Mental Musings: Love Languages


Hannah Agpoon

Graphic by Hannah Agpoon.

Millie Peck

By Millie Peck

I’ve never been big into astrology or enneagram or any of those binary personality tests. I used to roll my eyes when people asked what my love language was. But communication has recently been a big topic for me in therapy, and I am starting to realize that the ways we communicate, express and receive love –– also known as love languages –– are vital to secure relationships. And, at least for me, secure relationships are essential to maintaining my mental health.  

In the common vernacular, there are five love languages: words of affirmation, quality time, gift giving, acts of service and physical touch.

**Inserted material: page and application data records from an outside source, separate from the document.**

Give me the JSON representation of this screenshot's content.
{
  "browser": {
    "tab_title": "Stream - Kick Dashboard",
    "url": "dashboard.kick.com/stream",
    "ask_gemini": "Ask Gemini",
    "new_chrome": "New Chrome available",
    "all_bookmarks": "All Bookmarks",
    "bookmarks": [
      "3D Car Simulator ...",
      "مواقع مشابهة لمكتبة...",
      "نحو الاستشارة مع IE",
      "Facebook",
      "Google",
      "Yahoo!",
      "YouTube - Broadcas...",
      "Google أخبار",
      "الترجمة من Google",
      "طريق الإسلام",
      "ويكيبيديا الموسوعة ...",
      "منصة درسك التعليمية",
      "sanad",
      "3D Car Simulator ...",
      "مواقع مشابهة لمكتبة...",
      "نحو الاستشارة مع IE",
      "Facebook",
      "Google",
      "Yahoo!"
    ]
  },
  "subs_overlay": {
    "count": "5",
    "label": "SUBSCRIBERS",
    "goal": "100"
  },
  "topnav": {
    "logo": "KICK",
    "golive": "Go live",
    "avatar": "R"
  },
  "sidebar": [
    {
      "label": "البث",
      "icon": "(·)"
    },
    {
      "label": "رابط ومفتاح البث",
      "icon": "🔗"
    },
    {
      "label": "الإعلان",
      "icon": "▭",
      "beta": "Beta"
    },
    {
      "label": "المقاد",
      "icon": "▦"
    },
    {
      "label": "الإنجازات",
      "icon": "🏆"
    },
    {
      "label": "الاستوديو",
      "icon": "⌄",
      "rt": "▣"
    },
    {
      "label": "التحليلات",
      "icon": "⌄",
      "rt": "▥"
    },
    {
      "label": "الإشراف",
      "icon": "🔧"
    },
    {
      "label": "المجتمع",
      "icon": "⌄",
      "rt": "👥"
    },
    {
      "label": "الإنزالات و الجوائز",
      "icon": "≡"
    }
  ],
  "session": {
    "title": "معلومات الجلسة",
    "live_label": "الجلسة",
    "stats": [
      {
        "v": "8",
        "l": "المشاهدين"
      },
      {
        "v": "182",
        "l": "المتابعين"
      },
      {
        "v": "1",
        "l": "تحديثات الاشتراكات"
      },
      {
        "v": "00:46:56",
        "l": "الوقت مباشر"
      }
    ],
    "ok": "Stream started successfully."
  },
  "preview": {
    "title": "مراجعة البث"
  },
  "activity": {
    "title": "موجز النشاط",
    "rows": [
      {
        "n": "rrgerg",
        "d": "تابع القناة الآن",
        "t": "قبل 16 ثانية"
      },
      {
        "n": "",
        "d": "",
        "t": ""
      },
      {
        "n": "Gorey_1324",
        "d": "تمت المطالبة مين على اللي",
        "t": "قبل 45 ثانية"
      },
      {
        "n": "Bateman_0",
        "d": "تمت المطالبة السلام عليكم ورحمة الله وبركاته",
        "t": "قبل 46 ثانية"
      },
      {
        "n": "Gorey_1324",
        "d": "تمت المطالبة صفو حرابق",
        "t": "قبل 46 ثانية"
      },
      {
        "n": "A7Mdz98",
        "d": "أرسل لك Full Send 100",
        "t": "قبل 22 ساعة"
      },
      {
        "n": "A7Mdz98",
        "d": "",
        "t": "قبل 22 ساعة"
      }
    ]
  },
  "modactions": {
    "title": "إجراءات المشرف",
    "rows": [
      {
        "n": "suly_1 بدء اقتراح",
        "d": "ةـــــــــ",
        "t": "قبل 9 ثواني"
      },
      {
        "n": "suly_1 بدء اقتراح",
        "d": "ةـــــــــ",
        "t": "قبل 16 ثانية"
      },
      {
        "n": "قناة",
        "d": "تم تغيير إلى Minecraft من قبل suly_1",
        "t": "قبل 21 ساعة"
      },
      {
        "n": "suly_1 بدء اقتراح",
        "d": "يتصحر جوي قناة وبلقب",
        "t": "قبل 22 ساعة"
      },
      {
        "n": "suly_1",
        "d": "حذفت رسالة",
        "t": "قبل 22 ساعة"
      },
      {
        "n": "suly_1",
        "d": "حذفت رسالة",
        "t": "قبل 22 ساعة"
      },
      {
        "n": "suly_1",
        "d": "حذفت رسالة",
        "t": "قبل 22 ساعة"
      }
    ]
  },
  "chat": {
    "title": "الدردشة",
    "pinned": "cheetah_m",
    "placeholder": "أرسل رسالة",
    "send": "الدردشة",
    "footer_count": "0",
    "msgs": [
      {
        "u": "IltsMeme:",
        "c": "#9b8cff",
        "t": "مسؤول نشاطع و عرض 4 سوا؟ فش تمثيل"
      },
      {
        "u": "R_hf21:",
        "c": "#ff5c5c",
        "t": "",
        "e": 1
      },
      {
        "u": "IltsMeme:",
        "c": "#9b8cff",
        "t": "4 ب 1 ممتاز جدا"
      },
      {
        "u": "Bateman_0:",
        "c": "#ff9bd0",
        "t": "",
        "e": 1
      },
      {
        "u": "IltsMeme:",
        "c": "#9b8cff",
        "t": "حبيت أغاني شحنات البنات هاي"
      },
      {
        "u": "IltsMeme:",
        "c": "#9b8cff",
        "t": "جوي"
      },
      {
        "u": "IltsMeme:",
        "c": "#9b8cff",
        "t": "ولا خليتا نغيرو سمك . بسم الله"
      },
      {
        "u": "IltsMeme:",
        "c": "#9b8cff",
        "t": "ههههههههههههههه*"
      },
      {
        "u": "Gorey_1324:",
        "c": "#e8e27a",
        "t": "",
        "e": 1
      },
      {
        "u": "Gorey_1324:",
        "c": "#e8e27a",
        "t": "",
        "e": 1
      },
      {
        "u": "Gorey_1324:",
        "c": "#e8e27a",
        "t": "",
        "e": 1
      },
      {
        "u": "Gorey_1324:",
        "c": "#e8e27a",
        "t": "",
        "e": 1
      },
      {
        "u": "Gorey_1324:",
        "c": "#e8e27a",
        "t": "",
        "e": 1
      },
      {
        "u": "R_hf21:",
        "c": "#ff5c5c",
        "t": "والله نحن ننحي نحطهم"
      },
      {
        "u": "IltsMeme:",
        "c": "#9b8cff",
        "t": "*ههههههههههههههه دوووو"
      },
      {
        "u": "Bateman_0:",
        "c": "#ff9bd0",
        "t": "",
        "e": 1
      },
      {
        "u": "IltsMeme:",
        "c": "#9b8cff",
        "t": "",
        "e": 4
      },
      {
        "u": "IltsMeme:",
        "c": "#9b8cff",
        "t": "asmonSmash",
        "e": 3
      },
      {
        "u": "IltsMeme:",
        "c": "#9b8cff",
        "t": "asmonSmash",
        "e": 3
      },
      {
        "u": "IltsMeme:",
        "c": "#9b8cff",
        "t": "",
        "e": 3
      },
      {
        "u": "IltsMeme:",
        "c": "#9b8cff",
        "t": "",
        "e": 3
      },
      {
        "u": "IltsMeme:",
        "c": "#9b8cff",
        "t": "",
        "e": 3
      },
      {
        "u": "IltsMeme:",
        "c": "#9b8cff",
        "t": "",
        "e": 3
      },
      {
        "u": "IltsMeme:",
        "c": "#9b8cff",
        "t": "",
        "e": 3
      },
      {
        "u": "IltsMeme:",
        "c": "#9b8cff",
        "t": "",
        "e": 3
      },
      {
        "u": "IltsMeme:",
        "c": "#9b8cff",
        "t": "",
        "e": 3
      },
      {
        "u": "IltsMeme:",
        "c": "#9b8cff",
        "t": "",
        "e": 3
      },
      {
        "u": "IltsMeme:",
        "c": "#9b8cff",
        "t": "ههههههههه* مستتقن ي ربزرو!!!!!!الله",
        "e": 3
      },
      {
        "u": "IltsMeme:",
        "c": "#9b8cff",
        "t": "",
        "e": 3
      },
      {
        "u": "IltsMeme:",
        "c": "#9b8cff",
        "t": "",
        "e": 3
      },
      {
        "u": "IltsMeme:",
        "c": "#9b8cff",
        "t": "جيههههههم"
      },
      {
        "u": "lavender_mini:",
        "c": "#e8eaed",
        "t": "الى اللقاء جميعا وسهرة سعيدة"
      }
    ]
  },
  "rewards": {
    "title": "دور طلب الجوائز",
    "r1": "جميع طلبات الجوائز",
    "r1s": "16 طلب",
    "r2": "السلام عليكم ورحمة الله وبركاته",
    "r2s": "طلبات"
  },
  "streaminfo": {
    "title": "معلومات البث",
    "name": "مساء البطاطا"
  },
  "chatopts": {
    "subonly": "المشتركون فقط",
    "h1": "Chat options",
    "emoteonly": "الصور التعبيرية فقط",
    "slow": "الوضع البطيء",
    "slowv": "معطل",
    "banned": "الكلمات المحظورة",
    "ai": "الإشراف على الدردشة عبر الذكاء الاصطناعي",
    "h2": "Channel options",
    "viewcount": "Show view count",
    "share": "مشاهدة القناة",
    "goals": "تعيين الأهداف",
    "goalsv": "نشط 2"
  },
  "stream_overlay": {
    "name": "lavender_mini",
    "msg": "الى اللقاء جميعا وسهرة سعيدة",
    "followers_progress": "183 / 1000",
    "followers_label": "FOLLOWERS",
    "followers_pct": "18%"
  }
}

Again, if you are rolling your eyes right now, I was too when I first saw this list. It seemed silly to me that people would pick one mode to give and receive affection. Honestly, I still don’t think that people only have only one love language. But I do think that any close relationship, whether it be romantic, parental, or a friendship, will probably draw from different aspects of each of these categories. So perhaps the way that we like to receive love might be a little different from the way that we give it. 

The 2021 fall semester marked a turning point in my mental health journey. I wasn’t self-harming or engaging in eating disorder behaviors. I wasn’t having anxiety attacks, and I wasn’t depressed. For the first time since I was 13, I felt like somewhat … normal? Sure, I was still stressed about school and day-to-day anxieties, but it was no longer all-consuming. 

I owe this upturn in my mental health to a lot of factors, one being my stent at inpatient therapy (although that’s a topic for another time), but I also know that a huge component is that I feel socially secure for the first time in my life. I found a group of people who made me feel supported and seen. They are people who I can dance with at parties, but also who call when I’m feeling anxious and call me when they are feeling depressed. They’re real friends who care about me in a genuine way. But it wasn’t just the actual people around me that changed, it was how I was actively participating in those relationships. 

Previously, every little thing that a friend did would fuel my anxiety. My brain would tell me it was proof that they didn’t really like me. That they didn’t care. That I wasn’t good enough. It was the same anxiety loop day after day. But now I am learning to focus on when the people in my life show that they do care about me, rather than noticing what they don’t do. 

In the past, I had only ever thought about the way that I expressed love, and more importantly, the way I wanted to receive it. And if people failed to express their love for me in the ways that I imagined were important, I took it personally; I thought I didn’t mean enough to them. This only worsened my feelings of depression, anxiety and loneliness. So, what I have been working on is reframing.  

One of my best friends is known for being a little all over the place. Last year I might have thought that when you care about someone you show up on time, you don’t cancel. When she does this, it must mean that I’m not important to her (perhaps slightly irrational, but hey that’s what anxiety does). But now I realize that it has nothing to do with me. In fact, I myself run late all the time. Her lack of promptness likely has nothing to do with me. Instead, her love language shines in different ways: texting me to tell me how amazing her day was or telling me she missed me even when it’s only been a day. I also think about when we run together or how every time we bump into each other she hugs me. We all express our love differently. 

But even if her occasional tardiness really did bother me, it would still be okay to tell her. It’s okay to ask people for what we need, to tell them our love language. For example, before Valentine’s Day my boyfriend and I discussed what was important to us and both decided that instead of getting each other gifts, we would write each other letters and take some time to spend time alone together. In the past I became upset when boyfriends didn’t properly acknowledge an event like Valentine’s Day or an anniversary, but I also didn’t communicate to them what I wanted.  

There is nothing shameful about expressing how we want to receive love, as long as we also recognize all the ways that different people choose to offer us love themselves.